What are Doris’ sins? She drops by unexpectedly. She is too helpful; too present. Too proud of her cookies, which earn her the dreaded eye roll not just from Jo but also from Spencer, her own son, who is taking his new role as gatekeeper of all his mother’s possible missteps very seriously. Even as she tries to find a way to sneak past him to let herself in.
While Jo’s new friend and fellow mom Shelly (Meredith Hagner) blithely tells Jo to “trust your instincts” and her OB-GYN laughs off her terrifying exhaustion by pointing out that no new parents sleep, Doris is the only person in Jo’s life who doesn’t minimize how terrified Jo must be. Terrified not just of something happening to her baby but indeed, terrified of baby Ruby herself.
Doris knows that Jo is living through her very own horror story, a story no one wants to hear.
“The fact that we have to protect the conversation around motherhood so fiercely, my intuition tells me that there’s some kind of terror behind it, everyone’s primal terror of being abandoned by their mothers,” Wohl tells me. “So if [mothers] experience any kind of sadness in their life, or want to talk about motherhood being complicated, it just shuts them down.”
Doris knows this. In fact, Doris is the one, the only one, really, who knows how to save Jo. Who remembers what it was to be a mom of a fitful baby who did not sleep. Who frightened her. Who left her so exhausted, so bone-deep tired that years later she can’t quite forget how it felt. She wants to talk about it, and also to cook, to clean, to watch the baby while Jo has a nap or they both go to dinner. But there is always this invisible hand up in front of her reminding her to remember her place — and her place is a vaguely convenient annoyance, an intrusion to be met with long-suffering sighs of frustration.
“The irony is that Jo is lonely, and Doris is lonely. But they somehow, because of the natural friction between mother-in-law and daughter-in-law, it’s impossible for them to see that they really need each other.”
But Doris talks anyway. She is there to tell Jo it’s all bullsh*t. And it’s in the tight little circle of this vulnerable moment where we see: mothers-in-law are also moms. Also women. Also dealing with PTSD from having babies even if those babies grew up to be people you married.
Doris sits at Jo’s bedside and tells her about a moment when Spencer was a baby, when she simply couldn’t handle it anymore. And in her eyes we can see she is back there, trapped by her baby. “I grabbed a knife…” she tells Jo. Quietly. Afraid. But Jo balks and changes the subject — shuts her down.

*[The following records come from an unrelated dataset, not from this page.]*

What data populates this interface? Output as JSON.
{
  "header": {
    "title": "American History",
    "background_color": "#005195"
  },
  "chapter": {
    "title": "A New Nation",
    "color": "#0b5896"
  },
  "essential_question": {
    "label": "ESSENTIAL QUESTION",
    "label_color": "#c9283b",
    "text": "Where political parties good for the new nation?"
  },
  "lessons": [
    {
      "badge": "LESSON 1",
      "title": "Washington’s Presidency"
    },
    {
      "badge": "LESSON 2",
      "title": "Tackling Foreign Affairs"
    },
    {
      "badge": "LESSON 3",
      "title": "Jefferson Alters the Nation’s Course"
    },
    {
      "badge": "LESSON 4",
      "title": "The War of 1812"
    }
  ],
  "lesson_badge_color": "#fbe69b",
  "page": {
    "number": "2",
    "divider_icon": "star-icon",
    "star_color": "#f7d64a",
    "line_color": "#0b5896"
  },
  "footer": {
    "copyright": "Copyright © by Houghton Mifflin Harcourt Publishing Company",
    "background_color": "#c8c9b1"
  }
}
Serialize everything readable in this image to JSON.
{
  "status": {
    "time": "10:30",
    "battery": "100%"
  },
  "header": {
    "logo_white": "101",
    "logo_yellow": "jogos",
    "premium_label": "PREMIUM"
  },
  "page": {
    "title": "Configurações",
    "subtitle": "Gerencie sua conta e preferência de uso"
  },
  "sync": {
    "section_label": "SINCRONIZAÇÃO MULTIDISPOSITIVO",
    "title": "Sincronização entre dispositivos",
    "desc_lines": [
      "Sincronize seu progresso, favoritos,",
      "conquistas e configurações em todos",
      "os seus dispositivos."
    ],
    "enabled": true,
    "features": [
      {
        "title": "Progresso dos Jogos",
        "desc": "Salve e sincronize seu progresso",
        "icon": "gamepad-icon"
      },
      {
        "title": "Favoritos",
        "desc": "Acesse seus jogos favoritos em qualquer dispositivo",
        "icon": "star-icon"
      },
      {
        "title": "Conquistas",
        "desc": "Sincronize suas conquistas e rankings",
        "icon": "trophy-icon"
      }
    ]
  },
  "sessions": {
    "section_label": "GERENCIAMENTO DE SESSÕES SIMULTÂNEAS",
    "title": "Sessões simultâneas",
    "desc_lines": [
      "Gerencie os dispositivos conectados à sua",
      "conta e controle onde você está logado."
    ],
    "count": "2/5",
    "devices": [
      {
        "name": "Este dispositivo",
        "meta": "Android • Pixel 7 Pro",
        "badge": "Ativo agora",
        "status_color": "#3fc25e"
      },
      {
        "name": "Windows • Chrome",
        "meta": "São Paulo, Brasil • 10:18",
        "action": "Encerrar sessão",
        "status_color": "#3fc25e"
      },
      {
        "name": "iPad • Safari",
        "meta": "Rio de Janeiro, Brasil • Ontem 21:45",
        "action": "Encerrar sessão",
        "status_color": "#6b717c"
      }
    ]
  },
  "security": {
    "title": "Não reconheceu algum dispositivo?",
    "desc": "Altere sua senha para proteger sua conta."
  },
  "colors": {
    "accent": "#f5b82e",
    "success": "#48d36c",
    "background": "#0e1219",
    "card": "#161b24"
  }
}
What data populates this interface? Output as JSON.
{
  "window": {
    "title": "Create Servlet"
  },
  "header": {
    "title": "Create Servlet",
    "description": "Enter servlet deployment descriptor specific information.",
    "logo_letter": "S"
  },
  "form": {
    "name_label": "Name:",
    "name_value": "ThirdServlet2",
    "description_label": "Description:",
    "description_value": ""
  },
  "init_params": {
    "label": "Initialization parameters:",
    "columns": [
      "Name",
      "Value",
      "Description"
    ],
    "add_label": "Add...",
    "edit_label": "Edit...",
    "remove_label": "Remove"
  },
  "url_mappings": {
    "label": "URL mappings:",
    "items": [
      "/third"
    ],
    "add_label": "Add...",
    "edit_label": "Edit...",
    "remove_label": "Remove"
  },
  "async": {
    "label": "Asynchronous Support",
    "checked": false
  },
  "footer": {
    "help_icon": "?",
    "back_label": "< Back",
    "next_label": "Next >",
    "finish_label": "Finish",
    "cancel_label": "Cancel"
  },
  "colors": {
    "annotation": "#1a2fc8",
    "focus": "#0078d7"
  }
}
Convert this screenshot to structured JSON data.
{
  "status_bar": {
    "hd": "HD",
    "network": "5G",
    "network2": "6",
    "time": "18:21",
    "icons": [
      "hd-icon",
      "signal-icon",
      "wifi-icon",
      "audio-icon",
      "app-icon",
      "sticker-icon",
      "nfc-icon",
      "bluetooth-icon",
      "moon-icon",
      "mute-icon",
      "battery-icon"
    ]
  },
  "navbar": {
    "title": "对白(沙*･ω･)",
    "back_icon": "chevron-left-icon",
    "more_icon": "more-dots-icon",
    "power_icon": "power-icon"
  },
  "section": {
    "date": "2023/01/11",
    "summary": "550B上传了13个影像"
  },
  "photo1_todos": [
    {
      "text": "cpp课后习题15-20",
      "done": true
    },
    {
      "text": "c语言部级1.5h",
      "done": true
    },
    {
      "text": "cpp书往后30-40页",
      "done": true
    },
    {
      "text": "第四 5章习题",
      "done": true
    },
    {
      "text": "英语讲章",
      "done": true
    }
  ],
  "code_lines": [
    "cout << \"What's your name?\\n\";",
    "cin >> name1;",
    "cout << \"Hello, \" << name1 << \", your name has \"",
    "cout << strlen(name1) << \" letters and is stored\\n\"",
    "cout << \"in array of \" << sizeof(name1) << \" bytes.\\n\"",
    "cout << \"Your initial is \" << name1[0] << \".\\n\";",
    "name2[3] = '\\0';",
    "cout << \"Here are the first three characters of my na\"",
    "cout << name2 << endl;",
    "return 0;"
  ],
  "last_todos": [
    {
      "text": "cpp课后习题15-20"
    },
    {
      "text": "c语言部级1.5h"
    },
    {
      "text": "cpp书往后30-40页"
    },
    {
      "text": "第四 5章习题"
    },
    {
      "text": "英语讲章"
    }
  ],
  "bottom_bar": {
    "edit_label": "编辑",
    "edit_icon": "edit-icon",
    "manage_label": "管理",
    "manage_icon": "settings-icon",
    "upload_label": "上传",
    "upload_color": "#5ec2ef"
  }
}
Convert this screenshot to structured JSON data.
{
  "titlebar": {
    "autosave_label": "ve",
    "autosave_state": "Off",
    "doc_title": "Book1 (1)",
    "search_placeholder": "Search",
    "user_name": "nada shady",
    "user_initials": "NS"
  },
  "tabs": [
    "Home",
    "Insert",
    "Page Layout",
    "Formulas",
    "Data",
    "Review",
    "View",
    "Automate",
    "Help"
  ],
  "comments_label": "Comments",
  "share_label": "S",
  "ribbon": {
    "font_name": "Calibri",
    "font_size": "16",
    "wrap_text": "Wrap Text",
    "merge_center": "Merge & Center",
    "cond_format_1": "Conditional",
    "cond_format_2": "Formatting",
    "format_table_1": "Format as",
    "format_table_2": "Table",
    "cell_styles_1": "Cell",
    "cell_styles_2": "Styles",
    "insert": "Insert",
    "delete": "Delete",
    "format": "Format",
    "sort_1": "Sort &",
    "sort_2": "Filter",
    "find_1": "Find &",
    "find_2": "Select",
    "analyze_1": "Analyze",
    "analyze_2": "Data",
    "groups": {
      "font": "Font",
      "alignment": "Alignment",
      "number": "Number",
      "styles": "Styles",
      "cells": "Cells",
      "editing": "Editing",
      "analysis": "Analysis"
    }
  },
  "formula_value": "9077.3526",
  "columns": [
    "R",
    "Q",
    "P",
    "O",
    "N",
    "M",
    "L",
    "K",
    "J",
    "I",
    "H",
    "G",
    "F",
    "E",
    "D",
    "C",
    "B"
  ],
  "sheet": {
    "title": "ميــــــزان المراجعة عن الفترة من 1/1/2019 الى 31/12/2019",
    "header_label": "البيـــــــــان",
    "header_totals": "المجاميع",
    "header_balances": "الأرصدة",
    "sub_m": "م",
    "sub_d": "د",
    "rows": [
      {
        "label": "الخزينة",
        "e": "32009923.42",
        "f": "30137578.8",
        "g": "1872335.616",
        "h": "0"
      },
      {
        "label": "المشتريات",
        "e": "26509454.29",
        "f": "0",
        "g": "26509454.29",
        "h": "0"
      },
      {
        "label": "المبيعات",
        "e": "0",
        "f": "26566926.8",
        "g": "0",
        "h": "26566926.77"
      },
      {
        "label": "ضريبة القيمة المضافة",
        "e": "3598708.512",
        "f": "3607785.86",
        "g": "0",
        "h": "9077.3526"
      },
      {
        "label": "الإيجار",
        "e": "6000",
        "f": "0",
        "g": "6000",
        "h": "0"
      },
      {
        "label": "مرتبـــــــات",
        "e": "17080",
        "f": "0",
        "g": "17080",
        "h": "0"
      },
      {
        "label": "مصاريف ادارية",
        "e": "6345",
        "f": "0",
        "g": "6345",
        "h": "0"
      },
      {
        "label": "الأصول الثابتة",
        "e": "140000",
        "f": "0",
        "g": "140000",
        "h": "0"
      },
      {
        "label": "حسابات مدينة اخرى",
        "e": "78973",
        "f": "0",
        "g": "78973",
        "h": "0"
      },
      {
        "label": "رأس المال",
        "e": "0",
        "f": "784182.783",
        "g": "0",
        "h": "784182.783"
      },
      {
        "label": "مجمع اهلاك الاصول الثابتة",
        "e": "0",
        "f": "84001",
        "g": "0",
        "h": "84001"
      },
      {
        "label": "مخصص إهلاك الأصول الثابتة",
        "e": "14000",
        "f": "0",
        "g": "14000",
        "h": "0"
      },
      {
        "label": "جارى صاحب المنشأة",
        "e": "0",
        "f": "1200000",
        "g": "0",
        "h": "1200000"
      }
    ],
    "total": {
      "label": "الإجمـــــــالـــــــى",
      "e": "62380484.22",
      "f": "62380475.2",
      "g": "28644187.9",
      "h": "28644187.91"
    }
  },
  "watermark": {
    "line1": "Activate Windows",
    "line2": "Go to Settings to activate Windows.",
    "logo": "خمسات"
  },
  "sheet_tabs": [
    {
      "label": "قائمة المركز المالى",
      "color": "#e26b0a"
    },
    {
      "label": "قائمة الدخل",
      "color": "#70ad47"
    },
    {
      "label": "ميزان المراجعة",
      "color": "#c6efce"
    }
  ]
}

I think about Jo, about Doris, about me as a new mom. About my baby, round and pink and unknowable. About how I couldn’t reach him and would not, would not, ask for help. Would not have taken help if it had been offered.
I asked Wohl about Jo’s response to Doris. Why she couldn’t hear her, why she balked. “The irony is that Jo is lonely, and Doris is lonely. But they somehow, because of the natural friction between mother-in-law and daughter-in-law, it’s impossible for them to see that they really need each other.”
And that’s the true horror story of motherhood. It’s so goddamn lonely. And we sort of tell ourselves that’s just the way it is, everyone is supposed to be tired and lonely and unhappy and no one else can help us, except they can. There’s no shame in it. There’s no shame in just letting all of that built-in angst go and letting someone like Doris help you. There’s no shame in remembering that she was once you and that you will someday be her. And none of us picked these weird roles but we are just trying to figure out how to be allowed to love our kids. Then love the people our kids pick.
There’s no shame in any of it. The loneliness, the resentment, the horror of motherhood. The only shame is that wall we put up to keep each other out. Yank it down.
Baby Ruby is available on Apple TV+ and Amazon Prime.